Task goal
Copy every line below exactly.

[Entries from a dataset of interfaces]
------------------------------

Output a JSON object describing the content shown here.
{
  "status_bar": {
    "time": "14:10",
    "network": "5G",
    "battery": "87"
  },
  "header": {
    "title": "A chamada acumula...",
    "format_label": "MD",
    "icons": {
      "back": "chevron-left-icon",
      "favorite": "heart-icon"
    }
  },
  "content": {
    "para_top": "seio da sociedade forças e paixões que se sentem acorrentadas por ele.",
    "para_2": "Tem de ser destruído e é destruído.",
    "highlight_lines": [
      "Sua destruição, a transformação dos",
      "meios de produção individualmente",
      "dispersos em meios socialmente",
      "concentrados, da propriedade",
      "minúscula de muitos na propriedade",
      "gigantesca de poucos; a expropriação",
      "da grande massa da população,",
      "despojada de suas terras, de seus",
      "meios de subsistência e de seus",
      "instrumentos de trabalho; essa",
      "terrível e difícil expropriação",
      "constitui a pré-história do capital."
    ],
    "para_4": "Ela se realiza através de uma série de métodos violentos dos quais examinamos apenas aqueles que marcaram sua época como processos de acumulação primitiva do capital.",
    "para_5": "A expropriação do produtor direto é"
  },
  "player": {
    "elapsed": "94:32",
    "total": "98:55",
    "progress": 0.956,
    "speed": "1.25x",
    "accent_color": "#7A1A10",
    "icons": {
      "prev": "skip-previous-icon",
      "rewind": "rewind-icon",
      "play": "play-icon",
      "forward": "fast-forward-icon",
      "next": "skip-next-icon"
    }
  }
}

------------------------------

Exercise answer
Output a JSON object describing the content shown here.
{
  "status_bar": {
    "time": "14:10",
    "network": "5G",
    "battery": "87"
  },
  "header": {
    "title": "A chamada acumula...",
    "format_label": "MD",
    "icons": {
      "back": "chevron-left-icon",
      "favorite": "heart-icon"
    }
  },
  "content": {
    "para_top": "seio da sociedade forças e paixões que se sentem acorrentadas por ele.",
    "para_2": "Tem de ser destruído e é destruído.",
    "highlight_lines": [
      "Sua destruição, a transformação dos",
      "meios de produção individualmente",
      "dispersos em meios socialmente",
      "concentrados, da propriedade",
      "minúscula de muitos na propriedade",
      "gigantesca de poucos; a expropriação",
      "da grande massa da população,",
      "despojada de suas terras, de seus",
      "meios de subsistência e de seus",
      "instrumentos de trabalho; essa",
      "terrível e difícil expropriação",
      "constitui a pré-história do capital."
    ],
    "para_4": "Ela se realiza através de uma série de métodos violentos dos quais examinamos apenas aqueles que marcaram sua época como processos de acumulação primitiva do capital.",
    "para_5": "A expropriação do produtor direto é"
  },
  "player": {
    "elapsed": "94:32",
    "total": "98:55",
    "progress": 0.956,
    "speed": "1.25x",
    "accent_color": "#7A1A10",
    "icons": {
      "prev": "skip-previous-icon",
      "rewind": "rewind-icon",
      "play": "play-icon",
      "forward": "fast-forward-icon",
      "next": "skip-next-icon"
    }
  }
}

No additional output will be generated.